- **TASK STATEMENT**
The expected output is each line below containing "드라이브", copied in full.

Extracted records

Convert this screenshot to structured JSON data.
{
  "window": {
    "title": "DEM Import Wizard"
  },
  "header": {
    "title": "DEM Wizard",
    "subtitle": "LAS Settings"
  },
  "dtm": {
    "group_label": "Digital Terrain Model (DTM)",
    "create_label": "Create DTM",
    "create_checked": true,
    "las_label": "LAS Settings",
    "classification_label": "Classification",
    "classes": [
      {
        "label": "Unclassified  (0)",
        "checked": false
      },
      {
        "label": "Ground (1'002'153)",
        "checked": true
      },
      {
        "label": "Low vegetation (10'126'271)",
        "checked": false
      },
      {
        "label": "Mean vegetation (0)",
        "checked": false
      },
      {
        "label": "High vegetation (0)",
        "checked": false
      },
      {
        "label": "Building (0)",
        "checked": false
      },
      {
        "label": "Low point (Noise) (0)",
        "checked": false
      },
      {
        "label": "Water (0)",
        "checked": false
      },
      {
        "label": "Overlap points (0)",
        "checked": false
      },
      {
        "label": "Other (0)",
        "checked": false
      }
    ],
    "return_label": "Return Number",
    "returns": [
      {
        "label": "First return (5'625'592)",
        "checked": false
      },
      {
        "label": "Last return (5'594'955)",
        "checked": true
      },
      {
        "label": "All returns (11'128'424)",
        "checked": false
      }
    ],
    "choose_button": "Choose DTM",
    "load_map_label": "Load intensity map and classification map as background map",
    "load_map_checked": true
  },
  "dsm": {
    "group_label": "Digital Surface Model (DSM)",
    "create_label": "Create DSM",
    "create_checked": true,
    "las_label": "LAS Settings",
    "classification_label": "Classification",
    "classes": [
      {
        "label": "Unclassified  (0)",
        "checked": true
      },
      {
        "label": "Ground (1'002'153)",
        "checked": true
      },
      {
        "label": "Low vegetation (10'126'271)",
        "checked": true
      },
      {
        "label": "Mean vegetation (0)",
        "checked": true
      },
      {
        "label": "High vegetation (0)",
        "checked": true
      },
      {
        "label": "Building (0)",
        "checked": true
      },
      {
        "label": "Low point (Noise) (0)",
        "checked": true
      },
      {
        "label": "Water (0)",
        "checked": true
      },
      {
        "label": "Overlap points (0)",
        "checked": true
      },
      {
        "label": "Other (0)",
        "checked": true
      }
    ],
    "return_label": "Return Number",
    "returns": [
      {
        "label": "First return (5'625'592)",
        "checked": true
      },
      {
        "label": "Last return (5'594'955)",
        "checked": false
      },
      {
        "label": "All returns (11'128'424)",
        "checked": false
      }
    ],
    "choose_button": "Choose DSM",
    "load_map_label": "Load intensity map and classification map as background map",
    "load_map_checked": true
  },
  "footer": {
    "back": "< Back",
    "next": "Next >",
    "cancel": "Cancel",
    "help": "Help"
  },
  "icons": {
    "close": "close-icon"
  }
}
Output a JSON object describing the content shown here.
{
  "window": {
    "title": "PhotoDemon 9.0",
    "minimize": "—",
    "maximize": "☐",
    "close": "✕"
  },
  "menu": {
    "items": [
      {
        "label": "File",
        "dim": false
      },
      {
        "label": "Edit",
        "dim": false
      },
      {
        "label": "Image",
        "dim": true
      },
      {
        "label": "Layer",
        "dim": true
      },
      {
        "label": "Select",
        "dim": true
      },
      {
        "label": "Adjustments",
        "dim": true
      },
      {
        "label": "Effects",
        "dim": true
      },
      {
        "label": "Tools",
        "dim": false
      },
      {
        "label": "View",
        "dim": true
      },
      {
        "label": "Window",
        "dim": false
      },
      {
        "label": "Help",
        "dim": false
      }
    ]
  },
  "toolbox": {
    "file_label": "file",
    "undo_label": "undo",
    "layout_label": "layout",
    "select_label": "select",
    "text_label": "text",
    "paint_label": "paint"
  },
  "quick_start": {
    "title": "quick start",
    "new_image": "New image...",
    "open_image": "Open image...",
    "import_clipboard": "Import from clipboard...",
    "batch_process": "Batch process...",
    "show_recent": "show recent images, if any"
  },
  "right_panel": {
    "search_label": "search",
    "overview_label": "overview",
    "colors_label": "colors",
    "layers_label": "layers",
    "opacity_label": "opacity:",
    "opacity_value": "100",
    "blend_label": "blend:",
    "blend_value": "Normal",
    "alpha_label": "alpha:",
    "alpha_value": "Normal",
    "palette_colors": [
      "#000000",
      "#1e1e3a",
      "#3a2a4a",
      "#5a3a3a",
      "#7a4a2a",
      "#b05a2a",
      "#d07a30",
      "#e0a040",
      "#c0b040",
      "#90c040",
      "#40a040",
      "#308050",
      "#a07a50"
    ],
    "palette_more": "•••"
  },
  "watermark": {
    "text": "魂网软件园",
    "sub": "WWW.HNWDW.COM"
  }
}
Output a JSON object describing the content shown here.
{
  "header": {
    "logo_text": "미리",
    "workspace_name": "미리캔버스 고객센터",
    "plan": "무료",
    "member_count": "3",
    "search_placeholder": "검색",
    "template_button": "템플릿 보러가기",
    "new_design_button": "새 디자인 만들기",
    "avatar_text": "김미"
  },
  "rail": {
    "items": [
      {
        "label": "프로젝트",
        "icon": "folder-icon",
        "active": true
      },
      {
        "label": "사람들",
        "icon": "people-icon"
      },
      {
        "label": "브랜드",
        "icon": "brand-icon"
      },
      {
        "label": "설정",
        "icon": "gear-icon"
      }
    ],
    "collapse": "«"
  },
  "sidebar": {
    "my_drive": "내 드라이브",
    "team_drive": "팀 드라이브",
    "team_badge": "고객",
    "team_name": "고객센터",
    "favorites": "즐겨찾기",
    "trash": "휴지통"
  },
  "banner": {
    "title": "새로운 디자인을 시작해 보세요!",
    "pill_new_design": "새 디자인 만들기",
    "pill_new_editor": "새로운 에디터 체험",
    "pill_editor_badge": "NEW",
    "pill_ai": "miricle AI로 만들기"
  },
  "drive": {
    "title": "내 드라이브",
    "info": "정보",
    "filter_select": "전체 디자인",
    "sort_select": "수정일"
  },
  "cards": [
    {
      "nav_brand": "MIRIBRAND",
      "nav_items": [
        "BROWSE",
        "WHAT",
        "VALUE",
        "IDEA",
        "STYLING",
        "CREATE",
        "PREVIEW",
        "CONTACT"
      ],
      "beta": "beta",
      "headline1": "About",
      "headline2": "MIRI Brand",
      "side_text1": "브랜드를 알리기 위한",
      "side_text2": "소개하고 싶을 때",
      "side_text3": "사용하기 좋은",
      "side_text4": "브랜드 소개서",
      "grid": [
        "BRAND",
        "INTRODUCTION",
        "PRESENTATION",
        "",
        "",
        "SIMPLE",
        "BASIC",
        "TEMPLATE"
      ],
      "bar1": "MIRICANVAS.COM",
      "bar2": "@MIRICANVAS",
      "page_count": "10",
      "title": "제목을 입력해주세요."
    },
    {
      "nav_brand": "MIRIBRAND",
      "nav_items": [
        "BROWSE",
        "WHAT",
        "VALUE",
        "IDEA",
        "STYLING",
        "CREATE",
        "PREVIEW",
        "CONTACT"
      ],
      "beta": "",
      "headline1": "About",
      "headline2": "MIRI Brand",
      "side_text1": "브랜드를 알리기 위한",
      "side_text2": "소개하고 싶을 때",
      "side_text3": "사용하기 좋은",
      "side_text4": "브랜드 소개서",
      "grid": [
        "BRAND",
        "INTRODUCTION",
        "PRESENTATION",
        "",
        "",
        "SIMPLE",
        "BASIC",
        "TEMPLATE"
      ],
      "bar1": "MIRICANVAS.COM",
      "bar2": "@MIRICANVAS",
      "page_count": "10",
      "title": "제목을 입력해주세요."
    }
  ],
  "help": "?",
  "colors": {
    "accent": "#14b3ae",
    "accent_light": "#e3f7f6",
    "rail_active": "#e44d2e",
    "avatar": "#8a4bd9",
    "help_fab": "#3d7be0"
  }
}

- **EXPECTED ANSWER**
    "my_drive": "내 드라이브",
    "team_drive": "팀 드라이브",
    "title": "내 드라이브",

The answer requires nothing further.